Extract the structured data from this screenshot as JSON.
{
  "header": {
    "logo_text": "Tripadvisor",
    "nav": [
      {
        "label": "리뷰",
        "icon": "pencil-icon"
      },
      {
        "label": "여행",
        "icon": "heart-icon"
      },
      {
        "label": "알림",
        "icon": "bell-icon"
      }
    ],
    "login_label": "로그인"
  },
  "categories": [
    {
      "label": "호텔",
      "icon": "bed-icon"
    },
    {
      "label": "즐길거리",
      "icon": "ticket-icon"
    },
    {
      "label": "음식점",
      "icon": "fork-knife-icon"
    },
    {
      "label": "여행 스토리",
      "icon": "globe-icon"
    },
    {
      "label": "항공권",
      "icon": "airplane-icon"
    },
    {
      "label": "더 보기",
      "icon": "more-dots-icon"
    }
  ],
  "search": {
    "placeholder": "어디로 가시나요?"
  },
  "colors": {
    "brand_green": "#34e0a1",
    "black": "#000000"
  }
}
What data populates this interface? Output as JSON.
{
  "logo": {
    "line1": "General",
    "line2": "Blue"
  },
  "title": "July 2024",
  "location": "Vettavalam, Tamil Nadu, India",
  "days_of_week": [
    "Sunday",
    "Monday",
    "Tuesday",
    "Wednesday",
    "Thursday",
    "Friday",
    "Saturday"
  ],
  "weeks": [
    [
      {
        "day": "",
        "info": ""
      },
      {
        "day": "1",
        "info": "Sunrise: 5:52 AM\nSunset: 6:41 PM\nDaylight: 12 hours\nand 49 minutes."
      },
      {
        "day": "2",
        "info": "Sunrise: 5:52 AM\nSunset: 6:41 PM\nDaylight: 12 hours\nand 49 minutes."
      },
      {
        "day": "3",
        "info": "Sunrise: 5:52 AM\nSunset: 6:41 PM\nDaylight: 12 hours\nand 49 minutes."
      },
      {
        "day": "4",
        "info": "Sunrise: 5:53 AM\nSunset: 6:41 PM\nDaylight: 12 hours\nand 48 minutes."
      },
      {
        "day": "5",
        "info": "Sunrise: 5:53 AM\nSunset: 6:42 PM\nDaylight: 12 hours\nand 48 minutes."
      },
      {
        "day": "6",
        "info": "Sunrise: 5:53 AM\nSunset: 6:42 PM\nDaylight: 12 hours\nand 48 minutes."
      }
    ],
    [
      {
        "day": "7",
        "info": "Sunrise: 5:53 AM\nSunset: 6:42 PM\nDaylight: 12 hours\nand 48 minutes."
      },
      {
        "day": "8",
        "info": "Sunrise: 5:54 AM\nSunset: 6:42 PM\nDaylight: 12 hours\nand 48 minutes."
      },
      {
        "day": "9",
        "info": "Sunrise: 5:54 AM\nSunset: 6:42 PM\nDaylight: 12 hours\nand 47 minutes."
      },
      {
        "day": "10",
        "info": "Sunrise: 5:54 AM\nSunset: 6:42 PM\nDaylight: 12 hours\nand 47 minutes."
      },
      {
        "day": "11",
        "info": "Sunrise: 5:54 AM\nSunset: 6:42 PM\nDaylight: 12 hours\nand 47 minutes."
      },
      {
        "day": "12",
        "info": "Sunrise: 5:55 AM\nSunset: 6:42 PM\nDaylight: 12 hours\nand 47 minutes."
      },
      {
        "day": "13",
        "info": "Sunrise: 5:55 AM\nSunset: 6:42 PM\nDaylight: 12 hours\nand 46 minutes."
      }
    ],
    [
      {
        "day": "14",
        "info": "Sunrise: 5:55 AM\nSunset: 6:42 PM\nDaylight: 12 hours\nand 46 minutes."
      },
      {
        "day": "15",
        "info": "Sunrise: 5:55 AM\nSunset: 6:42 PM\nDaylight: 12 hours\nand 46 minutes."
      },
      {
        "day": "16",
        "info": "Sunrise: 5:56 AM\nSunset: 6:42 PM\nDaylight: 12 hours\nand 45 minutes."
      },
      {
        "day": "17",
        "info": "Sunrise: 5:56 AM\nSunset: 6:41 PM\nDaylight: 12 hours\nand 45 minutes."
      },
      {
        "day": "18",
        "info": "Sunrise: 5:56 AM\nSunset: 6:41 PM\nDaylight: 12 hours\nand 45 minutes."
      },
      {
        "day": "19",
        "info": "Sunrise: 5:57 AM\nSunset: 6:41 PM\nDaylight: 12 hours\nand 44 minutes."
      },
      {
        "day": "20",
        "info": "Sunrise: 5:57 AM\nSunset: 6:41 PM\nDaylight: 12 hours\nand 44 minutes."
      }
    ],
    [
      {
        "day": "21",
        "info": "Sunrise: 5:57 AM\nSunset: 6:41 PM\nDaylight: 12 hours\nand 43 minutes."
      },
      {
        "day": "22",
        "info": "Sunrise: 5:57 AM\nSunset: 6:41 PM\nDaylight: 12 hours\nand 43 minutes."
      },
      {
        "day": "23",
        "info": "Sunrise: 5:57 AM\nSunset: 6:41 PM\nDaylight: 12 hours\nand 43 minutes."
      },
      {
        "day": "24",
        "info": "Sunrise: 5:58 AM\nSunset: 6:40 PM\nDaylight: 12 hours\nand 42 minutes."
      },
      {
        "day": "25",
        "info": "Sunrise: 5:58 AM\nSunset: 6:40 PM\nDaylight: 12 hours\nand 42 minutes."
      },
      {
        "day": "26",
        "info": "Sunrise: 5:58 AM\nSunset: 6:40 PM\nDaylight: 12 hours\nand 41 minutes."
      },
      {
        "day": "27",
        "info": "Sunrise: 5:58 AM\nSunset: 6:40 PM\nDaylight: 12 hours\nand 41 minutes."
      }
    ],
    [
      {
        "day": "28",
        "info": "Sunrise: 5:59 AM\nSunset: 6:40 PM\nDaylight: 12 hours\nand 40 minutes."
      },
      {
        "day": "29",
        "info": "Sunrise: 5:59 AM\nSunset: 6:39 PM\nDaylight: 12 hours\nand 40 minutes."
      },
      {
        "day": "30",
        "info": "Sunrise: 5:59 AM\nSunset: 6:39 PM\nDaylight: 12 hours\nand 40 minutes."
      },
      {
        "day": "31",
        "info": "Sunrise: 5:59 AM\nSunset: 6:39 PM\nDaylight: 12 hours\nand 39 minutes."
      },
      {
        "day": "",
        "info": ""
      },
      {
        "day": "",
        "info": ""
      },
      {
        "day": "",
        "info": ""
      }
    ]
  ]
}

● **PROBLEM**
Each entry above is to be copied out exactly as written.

● **WRITTEN RESPONSE**
Extract the structured data from this screenshot as JSON.
{
  "header": {
    "logo_text": "Tripadvisor",
    "nav": [
      {
        "label": "리뷰",
        "icon": "pencil-icon"
      },
      {
        "label": "여행",
        "icon": "heart-icon"
      },
      {
        "label": "알림",
        "icon": "bell-icon"
      }
    ],
    "login_label": "로그인"
  },
  "categories": [
    {
      "label": "호텔",
      "icon": "bed-icon"
    },
    {
      "label": "즐길거리",
      "icon": "ticket-icon"
    },
    {
      "label": "음식점",
      "icon": "fork-knife-icon"
    },
    {
      "label": "여행 스토리",
      "icon": "globe-icon"
    },
    {
      "label": "항공권",
      "icon": "airplane-icon"
    },
    {
      "label": "더 보기",
      "icon": "more-dots-icon"
    }
  ],
  "search": {
    "placeholder": "어디로 가시나요?"
  },
  "colors": {
    "brand_green": "#34e0a1",
    "black": "#000000"
  }
}
What data populates this interface? Output as JSON.
{
  "logo": {
    "line1": "General",
    "line2": "Blue"
  },
  "title": "July 2024",
  "location": "Vettavalam, Tamil Nadu, India",
  "days_of_week": [
    "Sunday",
    "Monday",
    "Tuesday",
    "Wednesday",
    "Thursday",
    "Friday",
    "Saturday"
  ],
  "weeks": [
    [
      {
        "day": "",
        "info": ""
      },
      {
        "day": "1",
        "info": "Sunrise: 5:52 AM\nSunset: 6:41 PM\nDaylight: 12 hours\nand 49 minutes."
      },
      {
        "day": "2",
        "info": "Sunrise: 5:52 AM\nSunset: 6:41 PM\nDaylight: 12 hours\nand 49 minutes."
      },
      {
        "day": "3",
        "info": "Sunrise: 5:52 AM\nSunset: 6:41 PM\nDaylight: 12 hours\nand 49 minutes."
      },
      {
        "day": "4",
        "info": "Sunrise: 5:53 AM\nSunset: 6:41 PM\nDaylight: 12 hours\nand 48 minutes."
      },
      {
        "day": "5",
        "info": "Sunrise: 5:53 AM\nSunset: 6:42 PM\nDaylight: 12 hours\nand 48 minutes."
      },
      {
        "day": "6",
        "info": "Sunrise: 5:53 AM\nSunset: 6:42 PM\nDaylight: 12 hours\nand 48 minutes."
      }
    ],
    [
      {
        "day": "7",
        "info": "Sunrise: 5:53 AM\nSunset: 6:42 PM\nDaylight: 12 hours\nand 48 minutes."
      },
      {
        "day": "8",
        "info": "Sunrise: 5:54 AM\nSunset: 6:42 PM\nDaylight: 12 hours\nand 48 minutes."
      },
      {
        "day": "9",
        "info": "Sunrise: 5:54 AM\nSunset: 6:42 PM\nDaylight: 12 hours\nand 47 minutes."
      },
      {
        "day": "10",
        "info": "Sunrise: 5:54 AM\nSunset: 6:42 PM\nDaylight: 12 hours\nand 47 minutes."
      },
      {
        "day": "11",
        "info": "Sunrise: 5:54 AM\nSunset: 6:42 PM\nDaylight: 12 hours\nand 47 minutes."
      },
      {
        "day": "12",
        "info": "Sunrise: 5:55 AM\nSunset: 6:42 PM\nDaylight: 12 hours\nand 47 minutes."
      },
      {
        "day": "13",
        "info": "Sunrise: 5:55 AM\nSunset: 6:42 PM\nDaylight: 12 hours\nand 46 minutes."
      }
    ],
    [
      {
        "day": "14",
        "info": "Sunrise: 5:55 AM\nSunset: 6:42 PM\nDaylight: 12 hours\nand 46 minutes."
      },
      {
        "day": "15",
        "info": "Sunrise: 5:55 AM\nSunset: 6:42 PM\nDaylight: 12 hours\nand 46 minutes."
      },
      {
        "day": "16",
        "info": "Sunrise: 5:56 AM\nSunset: 6:42 PM\nDaylight: 12 hours\nand 45 minutes."
      },
      {
        "day": "17",
        "info": "Sunrise: 5:56 AM\nSunset: 6:41 PM\nDaylight: 12 hours\nand 45 minutes."
      },
      {
        "day": "18",
        "info": "Sunrise: 5:56 AM\nSunset: 6:41 PM\nDaylight: 12 hours\nand 45 minutes."
      },
      {
        "day": "19",
        "info": "Sunrise: 5:57 AM\nSunset: 6:41 PM\nDaylight: 12 hours\nand 44 minutes."
      },
      {
        "day": "20",
        "info": "Sunrise: 5:57 AM\nSunset: 6:41 PM\nDaylight: 12 hours\nand 44 minutes."
      }
    ],
    [
      {
        "day": "21",
        "info": "Sunrise: 5:57 AM\nSunset: 6:41 PM\nDaylight: 12 hours\nand 43 minutes."
      },
      {
        "day": "22",
        "info": "Sunrise: 5:57 AM\nSunset: 6:41 PM\nDaylight: 12 hours\nand 43 minutes."
      },
      {
        "day": "23",
        "info": "Sunrise: 5:57 AM\nSunset: 6:41 PM\nDaylight: 12 hours\nand 43 minutes."
      },
      {
        "day": "24",
        "info": "Sunrise: 5:58 AM\nSunset: 6:40 PM\nDaylight: 12 hours\nand 42 minutes."
      },
      {
        "day": "25",
        "info": "Sunrise: 5:58 AM\nSunset: 6:40 PM\nDaylight: 12 hours\nand 42 minutes."
      },
      {
        "day": "26",
        "info": "Sunrise: 5:58 AM\nSunset: 6:40 PM\nDaylight: 12 hours\nand 41 minutes."
      },
      {
        "day": "27",
        "info": "Sunrise: 5:58 AM\nSunset: 6:40 PM\nDaylight: 12 hours\nand 41 minutes."
      }
    ],
    [
      {
        "day": "28",
        "info": "Sunrise: 5:59 AM\nSunset: 6:40 PM\nDaylight: 12 hours\nand 40 minutes."
      },
      {
        "day": "29",
        "info": "Sunrise: 5:59 AM\nSunset: 6:39 PM\nDaylight: 12 hours\nand 40 minutes."
      },
      {
        "day": "30",
        "info": "Sunrise: 5:59 AM\nSunset: 6:39 PM\nDaylight: 12 hours\nand 40 minutes."
      },
      {
        "day": "31",
        "info": "Sunrise: 5:59 AM\nSunset: 6:39 PM\nDaylight: 12 hours\nand 39 minutes."
      },
      {
        "day": "",
        "info": ""
      },
      {
        "day": "",
        "info": ""
      },
      {
        "day": "",
        "info": ""
      }
    ]
  ]
}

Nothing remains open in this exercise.